An EEPROM device (U4, 24C16) is fitted on the PCB and is used to store calibration values. The apparatus is calibrated prior to delivery and the calibration values on the EEPROM device can be read by a conversion board (connected to JP1) upon power up, with the calibration values being used to improve accuracy of the readings. The calibration data comprises information recorded for each sensor during initial tests performed with various reference currents (e.g. 50 A, 0 A, 100 A, 150 A, −50 A, −100 A and −150 A). Additional information may also be stored, e.g. a serial number for the board, an indication of the number of sensors on the board and checksum information for confirming the data. A partial example of the format of the calibration data that may be used is given in the table below:

SerialS1
AddressDataByteSensorCurrent
H0000H41LSB050A
H0001H61
H0002H97MSB
H0003H9BLSB1−50A
H0004HC6
H0005H67MSB
H0006H14LSB250A
H0007HC4
H0008H97MSB
H0009HBELSB3−50A
H000AHBE
H000BH67MSB
H000CH38LSB450A
H000DHE5
H000EH95MSB
H000FH85LSB5−50A
H0010HCE
H0011H69MSB
H0012H14LSB650A
H0013H51
H0014H97MSB
H0015HD5LSB7−50A
H0016H24
H0017H68MSB
H0018H36LSB850A
H0019H8F
H001AH97MSB
H001BH4CLSB9−50A
H001CH1F
H001DH68MSB
H001EH8ALSB1050A
H001FH36
H0020H97MSB
H0021HFDLSB11−50A
H0022HCF
H0023H68MSB
H0024HB4LSB1250A
H0025H72
H0026H97MSB
H0027H35LSB13−50A
H0028HD3
H0029H67MSB
H002AH2FLSB1450A
H002BHF3
H002CH97MSB
H002DHE3LSB15−50A
H002EHB2
H002FH67MSB
H0030H0BLSB1650A
H0031HB6
H0032H96MSB
H0033H80LSB17−50A
H0034H3F
H0035H67MSB
. . .
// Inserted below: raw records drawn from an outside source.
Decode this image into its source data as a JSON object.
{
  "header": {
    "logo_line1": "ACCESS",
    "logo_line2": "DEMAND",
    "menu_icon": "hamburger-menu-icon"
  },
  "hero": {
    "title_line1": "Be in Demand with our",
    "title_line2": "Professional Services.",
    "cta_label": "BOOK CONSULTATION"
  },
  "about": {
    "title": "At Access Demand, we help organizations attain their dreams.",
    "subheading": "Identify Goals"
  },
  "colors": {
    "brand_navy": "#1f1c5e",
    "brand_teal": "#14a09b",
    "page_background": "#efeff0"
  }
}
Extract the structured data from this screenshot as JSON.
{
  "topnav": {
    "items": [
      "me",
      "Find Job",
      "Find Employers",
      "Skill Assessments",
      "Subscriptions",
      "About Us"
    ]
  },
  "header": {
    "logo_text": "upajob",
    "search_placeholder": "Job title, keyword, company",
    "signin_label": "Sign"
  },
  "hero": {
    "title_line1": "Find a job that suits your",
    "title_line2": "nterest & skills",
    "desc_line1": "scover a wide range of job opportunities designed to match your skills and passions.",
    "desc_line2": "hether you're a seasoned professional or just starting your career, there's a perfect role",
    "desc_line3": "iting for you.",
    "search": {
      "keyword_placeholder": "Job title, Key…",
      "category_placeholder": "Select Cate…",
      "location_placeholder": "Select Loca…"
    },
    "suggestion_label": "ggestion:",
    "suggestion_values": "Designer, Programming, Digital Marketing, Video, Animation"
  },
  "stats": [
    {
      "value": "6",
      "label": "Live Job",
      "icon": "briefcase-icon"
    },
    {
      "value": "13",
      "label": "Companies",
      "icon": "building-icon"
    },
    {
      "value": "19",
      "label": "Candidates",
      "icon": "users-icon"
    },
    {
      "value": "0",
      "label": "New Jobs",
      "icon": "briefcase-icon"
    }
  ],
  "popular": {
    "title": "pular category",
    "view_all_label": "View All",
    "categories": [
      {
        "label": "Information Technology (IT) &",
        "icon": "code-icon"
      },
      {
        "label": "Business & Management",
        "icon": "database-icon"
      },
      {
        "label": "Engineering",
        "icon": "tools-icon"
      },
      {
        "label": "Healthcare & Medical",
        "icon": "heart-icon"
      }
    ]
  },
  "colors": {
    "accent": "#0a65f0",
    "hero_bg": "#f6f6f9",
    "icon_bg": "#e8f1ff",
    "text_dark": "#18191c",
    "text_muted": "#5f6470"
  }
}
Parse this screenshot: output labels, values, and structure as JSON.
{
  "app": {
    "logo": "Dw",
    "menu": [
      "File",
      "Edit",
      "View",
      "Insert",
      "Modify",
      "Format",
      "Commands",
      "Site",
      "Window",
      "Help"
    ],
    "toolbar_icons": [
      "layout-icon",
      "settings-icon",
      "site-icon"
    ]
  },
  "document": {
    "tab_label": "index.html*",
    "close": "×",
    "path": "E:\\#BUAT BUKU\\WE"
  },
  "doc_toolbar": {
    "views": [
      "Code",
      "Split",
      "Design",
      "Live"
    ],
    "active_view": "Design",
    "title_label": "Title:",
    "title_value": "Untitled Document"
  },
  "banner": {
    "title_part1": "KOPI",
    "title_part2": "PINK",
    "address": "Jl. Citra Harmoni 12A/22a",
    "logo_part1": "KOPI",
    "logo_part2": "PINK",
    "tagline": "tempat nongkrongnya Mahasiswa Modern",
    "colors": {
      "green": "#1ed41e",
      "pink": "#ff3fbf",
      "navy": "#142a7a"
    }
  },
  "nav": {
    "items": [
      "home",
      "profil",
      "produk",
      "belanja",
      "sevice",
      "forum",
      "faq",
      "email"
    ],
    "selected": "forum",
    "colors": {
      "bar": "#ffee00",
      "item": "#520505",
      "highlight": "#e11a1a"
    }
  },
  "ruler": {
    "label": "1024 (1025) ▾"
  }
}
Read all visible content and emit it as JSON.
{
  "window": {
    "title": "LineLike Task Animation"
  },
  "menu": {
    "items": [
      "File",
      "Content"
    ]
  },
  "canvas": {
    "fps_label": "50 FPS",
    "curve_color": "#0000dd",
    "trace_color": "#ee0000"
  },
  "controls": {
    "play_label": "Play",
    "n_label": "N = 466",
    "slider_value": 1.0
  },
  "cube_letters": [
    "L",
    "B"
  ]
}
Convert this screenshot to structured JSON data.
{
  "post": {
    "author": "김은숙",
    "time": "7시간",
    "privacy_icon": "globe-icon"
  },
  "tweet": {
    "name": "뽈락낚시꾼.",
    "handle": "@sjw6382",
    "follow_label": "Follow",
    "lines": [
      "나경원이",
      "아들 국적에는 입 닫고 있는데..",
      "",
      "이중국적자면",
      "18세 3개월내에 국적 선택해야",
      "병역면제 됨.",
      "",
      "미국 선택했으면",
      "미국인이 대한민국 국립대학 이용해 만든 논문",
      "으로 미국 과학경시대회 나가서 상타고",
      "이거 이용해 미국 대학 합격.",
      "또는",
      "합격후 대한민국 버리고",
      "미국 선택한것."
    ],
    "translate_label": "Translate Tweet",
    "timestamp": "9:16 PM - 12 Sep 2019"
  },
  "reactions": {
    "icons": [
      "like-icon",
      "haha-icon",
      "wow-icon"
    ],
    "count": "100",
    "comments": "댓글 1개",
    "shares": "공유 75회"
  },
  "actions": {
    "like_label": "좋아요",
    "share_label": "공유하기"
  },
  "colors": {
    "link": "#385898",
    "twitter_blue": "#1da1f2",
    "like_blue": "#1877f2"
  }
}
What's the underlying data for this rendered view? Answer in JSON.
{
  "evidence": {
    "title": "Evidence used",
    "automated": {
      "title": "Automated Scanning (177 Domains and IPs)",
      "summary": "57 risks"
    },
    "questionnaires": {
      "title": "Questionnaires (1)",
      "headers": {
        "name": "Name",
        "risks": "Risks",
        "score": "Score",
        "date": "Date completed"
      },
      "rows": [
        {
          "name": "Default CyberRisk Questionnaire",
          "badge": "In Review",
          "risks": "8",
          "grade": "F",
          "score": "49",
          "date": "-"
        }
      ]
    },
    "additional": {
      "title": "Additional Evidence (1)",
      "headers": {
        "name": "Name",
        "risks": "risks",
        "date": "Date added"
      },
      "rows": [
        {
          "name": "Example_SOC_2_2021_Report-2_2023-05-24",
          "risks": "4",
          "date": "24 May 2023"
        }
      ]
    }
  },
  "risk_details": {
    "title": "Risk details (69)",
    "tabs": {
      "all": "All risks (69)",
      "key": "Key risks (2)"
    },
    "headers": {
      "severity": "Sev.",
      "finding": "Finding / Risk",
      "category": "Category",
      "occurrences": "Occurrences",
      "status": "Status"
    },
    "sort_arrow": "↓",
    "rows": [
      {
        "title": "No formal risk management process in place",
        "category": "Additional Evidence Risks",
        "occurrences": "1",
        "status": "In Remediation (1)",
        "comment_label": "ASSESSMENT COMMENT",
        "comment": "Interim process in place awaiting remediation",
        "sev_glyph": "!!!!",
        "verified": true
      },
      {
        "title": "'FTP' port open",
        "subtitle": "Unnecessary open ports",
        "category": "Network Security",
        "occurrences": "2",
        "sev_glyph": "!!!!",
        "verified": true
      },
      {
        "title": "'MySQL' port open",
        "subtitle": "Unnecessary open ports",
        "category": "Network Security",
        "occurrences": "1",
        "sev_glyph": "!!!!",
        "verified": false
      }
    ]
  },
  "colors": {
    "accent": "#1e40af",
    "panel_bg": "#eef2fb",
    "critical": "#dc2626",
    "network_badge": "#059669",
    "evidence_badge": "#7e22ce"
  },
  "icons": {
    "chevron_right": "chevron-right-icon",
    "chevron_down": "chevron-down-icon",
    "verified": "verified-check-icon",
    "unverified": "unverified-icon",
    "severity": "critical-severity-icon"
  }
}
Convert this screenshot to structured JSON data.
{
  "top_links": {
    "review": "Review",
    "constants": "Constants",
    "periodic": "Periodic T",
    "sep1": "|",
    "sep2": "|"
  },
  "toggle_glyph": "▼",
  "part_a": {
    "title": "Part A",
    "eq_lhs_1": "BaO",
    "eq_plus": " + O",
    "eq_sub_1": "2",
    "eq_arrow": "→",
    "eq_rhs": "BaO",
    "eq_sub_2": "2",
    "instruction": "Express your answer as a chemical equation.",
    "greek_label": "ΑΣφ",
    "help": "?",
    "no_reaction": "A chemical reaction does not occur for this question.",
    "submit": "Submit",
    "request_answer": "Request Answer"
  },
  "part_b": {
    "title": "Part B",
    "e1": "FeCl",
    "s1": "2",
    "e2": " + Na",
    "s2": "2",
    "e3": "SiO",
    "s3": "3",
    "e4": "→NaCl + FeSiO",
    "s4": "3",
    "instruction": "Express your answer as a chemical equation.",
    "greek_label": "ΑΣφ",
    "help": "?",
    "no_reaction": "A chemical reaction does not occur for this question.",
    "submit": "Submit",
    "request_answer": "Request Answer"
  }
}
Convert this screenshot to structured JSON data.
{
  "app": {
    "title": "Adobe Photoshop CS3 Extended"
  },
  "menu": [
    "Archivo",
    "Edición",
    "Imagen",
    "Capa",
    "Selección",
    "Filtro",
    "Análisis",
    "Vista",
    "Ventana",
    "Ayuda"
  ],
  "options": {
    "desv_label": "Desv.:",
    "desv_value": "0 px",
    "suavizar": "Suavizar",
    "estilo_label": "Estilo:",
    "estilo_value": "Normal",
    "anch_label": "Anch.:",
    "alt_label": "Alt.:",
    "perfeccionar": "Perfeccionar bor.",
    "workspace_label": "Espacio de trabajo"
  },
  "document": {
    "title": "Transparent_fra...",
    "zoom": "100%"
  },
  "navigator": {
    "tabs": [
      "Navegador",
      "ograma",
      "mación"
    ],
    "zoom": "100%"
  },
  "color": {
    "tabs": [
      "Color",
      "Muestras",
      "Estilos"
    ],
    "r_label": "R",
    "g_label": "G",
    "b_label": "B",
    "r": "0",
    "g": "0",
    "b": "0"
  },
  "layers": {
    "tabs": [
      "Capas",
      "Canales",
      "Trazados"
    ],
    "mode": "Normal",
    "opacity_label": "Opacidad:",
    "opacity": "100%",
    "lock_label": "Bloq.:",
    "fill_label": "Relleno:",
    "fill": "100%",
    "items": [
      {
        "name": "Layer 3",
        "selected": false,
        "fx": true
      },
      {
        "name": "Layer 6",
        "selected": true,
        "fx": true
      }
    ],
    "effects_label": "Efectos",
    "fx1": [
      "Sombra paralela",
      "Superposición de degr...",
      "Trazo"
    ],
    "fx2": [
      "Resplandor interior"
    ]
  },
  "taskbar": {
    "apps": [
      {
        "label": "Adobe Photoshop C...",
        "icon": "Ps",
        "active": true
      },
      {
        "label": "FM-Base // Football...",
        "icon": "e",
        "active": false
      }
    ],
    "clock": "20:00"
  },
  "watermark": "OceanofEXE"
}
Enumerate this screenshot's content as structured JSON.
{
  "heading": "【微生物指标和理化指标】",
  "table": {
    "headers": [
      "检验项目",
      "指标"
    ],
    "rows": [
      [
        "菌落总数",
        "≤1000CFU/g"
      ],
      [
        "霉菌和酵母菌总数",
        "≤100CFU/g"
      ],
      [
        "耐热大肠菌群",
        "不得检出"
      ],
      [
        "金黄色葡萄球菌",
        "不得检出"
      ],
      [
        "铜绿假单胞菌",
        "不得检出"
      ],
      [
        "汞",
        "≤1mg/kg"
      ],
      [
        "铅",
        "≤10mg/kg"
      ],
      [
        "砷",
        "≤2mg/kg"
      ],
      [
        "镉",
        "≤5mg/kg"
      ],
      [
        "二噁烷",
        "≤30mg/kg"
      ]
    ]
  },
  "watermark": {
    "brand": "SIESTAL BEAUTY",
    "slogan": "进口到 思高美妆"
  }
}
In the partial example, the first 54 bytes relate to the 18 sensors with a 50 A calibration current (sign changes can be provided for the even-number sensors due to the stitching of the calibration cable). There are three bytes for each sensor, i.e. a 24 bit result. The next 54 bytes will contain data relating to the 18 sensors tested with 0 A. This allows for any magnetization of the core with the 50 A flowing. The above test pattern is repeated for 100 A and 150 A, with all the results being stored in a similar format. The current can then be reversed and the testing and recording is repeated for currents of −50 A, −100 A and −150 A with respect to sensor 0. Following the test data, additional data (e.g. Board Serial Number—4 bytes—32 bits; 5V supply to Sensor boards—3 bytes—24 bits in hexadecimal—Divide by 2̂21 for actual voltage; Number of Sensors on Board—1 byte in hexadecimal; and Checksum—2 bytes—Using 16 bit polynomial—Polynomial $A001) can also be stored.

The signals output by the ADC contain information representing the magnitude of the current measured by each of the measuring devices. This data can then be stored in a local storage device and/or transferred to another device for storage/processing, e.g. by a wired or wireless communications device 112. The transferring of the data may be done at regular intervals and the data may be time/date-stamped on transmission or receipt. Data relating to individual ones of the measuring devices may be sent simultaneously or sequentially. In some embodiments the apparatus may be modified so that data relating to a set of selected ones of the measuring devices may be chosen for storage/transfer. The data may be used to produce displays, e.g. graphs showing electricity usage over a period of time as illustrated in FIGS. 4 and 5. It will be understood that many variations are possible, e.g. a local display component that shows a numerical value representing the usage.

As the measuring devices are connected to a body that is arranged to match the positions of the distribution cables extending from the distribution unit, it can be quickly and easily fitted by disconnecting the cables from the unit, slipping them through the ring-shaped measuring devices and then re-connected the cables to the unit. The body 104 will normally be sufficiently light-weight so that it can be supported by the cables, or it may be dimensioned to fit on an upper surface of the distribution box (as shown in FIG. 1B). Fixing devices may also be provided to attach the measuring apparatus to the distribution box or another surface. Having the measuring devices connected to a rigid/semi-rigid body also helps keep the apparatus in position during extended use, or if the cables are disturbed.